• WHAT THE EXERCISE ASKS: In the records below, take the line containing "Give me the" and every line following it, and write them out exactly.

• AVAILABLE DATA:
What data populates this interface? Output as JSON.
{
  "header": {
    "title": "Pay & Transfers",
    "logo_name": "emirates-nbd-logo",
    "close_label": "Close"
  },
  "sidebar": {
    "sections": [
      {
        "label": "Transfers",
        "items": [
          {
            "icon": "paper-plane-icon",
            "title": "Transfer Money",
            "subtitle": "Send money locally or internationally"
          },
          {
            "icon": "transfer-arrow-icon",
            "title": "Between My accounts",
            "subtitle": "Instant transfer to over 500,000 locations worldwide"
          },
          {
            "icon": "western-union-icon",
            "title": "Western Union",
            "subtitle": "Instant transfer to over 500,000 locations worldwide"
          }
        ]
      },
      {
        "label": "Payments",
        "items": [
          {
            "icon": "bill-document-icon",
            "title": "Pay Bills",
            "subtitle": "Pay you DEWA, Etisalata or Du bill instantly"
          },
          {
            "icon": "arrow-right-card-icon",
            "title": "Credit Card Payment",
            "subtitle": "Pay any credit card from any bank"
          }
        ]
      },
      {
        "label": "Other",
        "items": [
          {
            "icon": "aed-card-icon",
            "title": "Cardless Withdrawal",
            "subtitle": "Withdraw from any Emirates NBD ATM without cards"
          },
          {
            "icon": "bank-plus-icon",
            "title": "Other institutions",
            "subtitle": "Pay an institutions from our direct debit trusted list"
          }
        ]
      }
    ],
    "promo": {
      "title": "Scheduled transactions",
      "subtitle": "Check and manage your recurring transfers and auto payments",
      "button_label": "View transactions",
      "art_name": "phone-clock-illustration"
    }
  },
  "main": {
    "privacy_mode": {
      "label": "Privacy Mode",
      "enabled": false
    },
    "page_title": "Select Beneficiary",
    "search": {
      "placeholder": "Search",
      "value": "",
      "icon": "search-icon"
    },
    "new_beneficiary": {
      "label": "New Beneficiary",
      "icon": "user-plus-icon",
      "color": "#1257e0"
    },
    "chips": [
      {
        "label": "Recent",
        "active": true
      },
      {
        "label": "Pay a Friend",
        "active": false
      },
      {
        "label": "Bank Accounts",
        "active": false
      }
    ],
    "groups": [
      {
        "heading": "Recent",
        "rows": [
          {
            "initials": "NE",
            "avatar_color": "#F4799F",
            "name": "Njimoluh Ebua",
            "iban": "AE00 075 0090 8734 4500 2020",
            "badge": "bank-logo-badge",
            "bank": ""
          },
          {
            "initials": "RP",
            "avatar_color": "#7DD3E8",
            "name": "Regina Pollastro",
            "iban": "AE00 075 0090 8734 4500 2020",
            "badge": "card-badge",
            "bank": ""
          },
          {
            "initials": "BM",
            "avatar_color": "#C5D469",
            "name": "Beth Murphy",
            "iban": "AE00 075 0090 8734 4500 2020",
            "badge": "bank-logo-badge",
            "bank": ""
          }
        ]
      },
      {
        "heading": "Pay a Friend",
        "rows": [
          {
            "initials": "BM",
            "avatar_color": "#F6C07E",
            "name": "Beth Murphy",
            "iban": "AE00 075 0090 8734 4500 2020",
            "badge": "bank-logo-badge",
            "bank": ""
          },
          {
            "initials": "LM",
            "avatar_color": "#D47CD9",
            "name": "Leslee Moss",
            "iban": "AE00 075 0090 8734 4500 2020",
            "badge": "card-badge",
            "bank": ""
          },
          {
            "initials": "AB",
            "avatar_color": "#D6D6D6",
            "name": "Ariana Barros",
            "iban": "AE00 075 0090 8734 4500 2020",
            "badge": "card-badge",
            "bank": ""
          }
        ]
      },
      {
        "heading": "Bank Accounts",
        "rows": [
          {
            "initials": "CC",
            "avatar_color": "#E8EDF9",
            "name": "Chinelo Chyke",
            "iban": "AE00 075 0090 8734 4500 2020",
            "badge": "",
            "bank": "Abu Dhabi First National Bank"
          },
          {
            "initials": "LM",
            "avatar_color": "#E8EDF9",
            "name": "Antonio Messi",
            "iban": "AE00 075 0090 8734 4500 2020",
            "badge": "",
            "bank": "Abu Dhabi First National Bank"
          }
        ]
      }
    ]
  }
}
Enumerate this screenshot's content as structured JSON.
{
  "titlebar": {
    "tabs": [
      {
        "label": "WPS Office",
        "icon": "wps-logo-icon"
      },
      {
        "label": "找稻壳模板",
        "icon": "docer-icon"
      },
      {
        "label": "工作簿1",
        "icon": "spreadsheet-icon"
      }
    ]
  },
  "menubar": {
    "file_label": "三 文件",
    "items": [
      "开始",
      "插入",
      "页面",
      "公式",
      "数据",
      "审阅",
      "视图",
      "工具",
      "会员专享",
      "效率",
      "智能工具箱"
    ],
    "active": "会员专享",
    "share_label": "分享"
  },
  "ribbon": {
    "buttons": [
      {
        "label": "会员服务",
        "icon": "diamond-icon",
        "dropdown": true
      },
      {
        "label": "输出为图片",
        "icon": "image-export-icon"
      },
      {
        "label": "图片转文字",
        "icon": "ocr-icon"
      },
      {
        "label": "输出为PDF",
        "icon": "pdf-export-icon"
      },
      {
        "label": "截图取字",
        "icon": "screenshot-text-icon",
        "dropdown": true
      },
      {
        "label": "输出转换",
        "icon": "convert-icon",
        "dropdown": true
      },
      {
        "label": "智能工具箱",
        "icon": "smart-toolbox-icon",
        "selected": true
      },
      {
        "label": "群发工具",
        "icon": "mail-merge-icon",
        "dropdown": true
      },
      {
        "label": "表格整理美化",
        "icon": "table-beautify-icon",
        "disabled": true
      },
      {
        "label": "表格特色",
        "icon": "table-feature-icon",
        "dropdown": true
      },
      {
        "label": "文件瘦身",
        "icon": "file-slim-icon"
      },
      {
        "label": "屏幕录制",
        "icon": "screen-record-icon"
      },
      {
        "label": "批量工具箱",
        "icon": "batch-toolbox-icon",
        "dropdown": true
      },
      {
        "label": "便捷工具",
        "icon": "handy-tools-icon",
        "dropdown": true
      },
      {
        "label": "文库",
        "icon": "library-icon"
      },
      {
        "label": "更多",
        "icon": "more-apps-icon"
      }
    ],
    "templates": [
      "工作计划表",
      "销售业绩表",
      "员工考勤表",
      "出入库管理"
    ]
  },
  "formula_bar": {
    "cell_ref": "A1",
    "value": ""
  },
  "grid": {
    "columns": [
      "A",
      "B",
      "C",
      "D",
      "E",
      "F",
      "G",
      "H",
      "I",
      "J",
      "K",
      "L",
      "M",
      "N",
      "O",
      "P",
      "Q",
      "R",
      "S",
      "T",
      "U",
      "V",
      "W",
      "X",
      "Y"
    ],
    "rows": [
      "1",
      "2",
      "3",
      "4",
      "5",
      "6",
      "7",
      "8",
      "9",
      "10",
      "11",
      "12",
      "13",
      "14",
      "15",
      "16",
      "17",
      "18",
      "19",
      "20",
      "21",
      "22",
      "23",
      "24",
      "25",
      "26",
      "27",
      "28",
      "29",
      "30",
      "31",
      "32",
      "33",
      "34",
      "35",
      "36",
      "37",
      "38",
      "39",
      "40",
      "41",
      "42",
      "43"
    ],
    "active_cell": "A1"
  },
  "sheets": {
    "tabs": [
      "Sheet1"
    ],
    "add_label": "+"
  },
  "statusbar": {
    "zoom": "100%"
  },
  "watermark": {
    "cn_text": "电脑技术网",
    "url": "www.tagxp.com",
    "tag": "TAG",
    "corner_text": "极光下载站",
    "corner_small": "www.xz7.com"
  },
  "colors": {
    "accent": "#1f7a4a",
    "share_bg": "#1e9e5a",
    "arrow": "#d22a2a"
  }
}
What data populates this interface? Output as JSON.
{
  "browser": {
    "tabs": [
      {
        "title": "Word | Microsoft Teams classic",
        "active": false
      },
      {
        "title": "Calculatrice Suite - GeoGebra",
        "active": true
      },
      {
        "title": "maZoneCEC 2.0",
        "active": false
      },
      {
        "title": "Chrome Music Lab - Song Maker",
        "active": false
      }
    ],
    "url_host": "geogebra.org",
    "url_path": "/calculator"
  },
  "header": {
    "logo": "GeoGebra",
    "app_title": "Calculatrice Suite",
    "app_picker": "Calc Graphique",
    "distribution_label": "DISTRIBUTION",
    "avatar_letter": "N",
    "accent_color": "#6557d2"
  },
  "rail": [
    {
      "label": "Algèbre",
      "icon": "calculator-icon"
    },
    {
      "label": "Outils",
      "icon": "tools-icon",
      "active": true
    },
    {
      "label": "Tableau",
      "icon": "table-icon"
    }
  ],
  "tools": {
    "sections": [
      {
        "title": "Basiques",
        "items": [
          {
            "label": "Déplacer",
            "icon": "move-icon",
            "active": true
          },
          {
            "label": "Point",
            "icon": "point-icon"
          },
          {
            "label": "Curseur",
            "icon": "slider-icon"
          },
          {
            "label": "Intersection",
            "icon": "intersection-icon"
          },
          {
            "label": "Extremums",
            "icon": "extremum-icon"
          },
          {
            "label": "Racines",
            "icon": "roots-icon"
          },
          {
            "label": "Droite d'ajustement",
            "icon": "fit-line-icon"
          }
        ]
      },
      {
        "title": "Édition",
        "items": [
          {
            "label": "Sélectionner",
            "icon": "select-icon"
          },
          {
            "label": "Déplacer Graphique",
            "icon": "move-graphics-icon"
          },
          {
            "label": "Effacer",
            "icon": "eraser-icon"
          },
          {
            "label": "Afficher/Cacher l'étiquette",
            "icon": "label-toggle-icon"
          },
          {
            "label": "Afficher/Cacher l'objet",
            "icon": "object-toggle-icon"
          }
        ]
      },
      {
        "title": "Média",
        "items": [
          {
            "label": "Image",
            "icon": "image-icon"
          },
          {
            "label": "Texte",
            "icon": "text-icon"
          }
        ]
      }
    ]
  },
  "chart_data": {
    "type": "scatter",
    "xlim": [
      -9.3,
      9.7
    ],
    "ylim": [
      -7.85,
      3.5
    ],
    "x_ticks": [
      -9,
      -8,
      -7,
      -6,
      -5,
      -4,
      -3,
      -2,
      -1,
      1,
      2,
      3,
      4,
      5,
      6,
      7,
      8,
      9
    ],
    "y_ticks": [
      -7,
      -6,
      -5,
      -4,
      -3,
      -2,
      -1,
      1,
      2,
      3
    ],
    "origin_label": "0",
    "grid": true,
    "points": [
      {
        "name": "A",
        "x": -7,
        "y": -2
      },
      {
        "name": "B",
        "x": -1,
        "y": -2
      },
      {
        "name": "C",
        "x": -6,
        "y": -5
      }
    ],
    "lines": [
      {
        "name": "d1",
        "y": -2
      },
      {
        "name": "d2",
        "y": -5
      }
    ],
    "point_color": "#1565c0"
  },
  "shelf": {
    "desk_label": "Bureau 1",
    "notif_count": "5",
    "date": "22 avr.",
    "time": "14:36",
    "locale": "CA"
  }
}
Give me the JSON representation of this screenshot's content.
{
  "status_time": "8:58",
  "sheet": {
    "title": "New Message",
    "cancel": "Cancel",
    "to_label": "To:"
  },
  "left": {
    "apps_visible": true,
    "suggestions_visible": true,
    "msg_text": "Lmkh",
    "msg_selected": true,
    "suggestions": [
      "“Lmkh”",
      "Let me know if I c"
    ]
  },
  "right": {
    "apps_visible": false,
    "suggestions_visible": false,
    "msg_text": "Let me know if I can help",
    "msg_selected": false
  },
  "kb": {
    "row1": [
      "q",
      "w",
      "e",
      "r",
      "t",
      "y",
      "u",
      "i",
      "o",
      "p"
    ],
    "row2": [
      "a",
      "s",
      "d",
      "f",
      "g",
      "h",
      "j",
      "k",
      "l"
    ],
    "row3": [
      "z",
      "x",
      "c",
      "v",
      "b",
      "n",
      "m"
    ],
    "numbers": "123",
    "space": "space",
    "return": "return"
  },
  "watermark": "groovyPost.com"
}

• ANSWER BOX:
Give me the JSON representation of this screenshot's content.
{
  "status_time": "8:58",
  "sheet": {
    "title": "New Message",
    "cancel": "Cancel",
    "to_label": "To:"
  },
  "left": {
    "apps_visible": true,
    "suggestions_visible": true,
    "msg_text": "Lmkh",
    "msg_selected": true,
    "suggestions": [
      "“Lmkh”",
      "Let me know if I c"
    ]
  },
  "right": {
    "apps_visible": false,
    "suggestions_visible": false,
    "msg_text": "Let me know if I can help",
    "msg_selected": false
  },
  "kb": {
    "row1": [
      "q",
      "w",
      "e",
      "r",
      "t",
      "y",
      "u",
      "i",
      "o",
      "p"
    ],
    "row2": [
      "a",
      "s",
      "d",
      "f",
      "g",
      "h",
      "j",
      "k",
      "l"
    ],
    "row3": [
      "z",
      "x",
      "c",
      "v",
      "b",
      "n",
      "m"
    ],
    "numbers": "123",
    "space": "space",
    "return": "return"
  },
  "watermark": "groovyPost.com"
}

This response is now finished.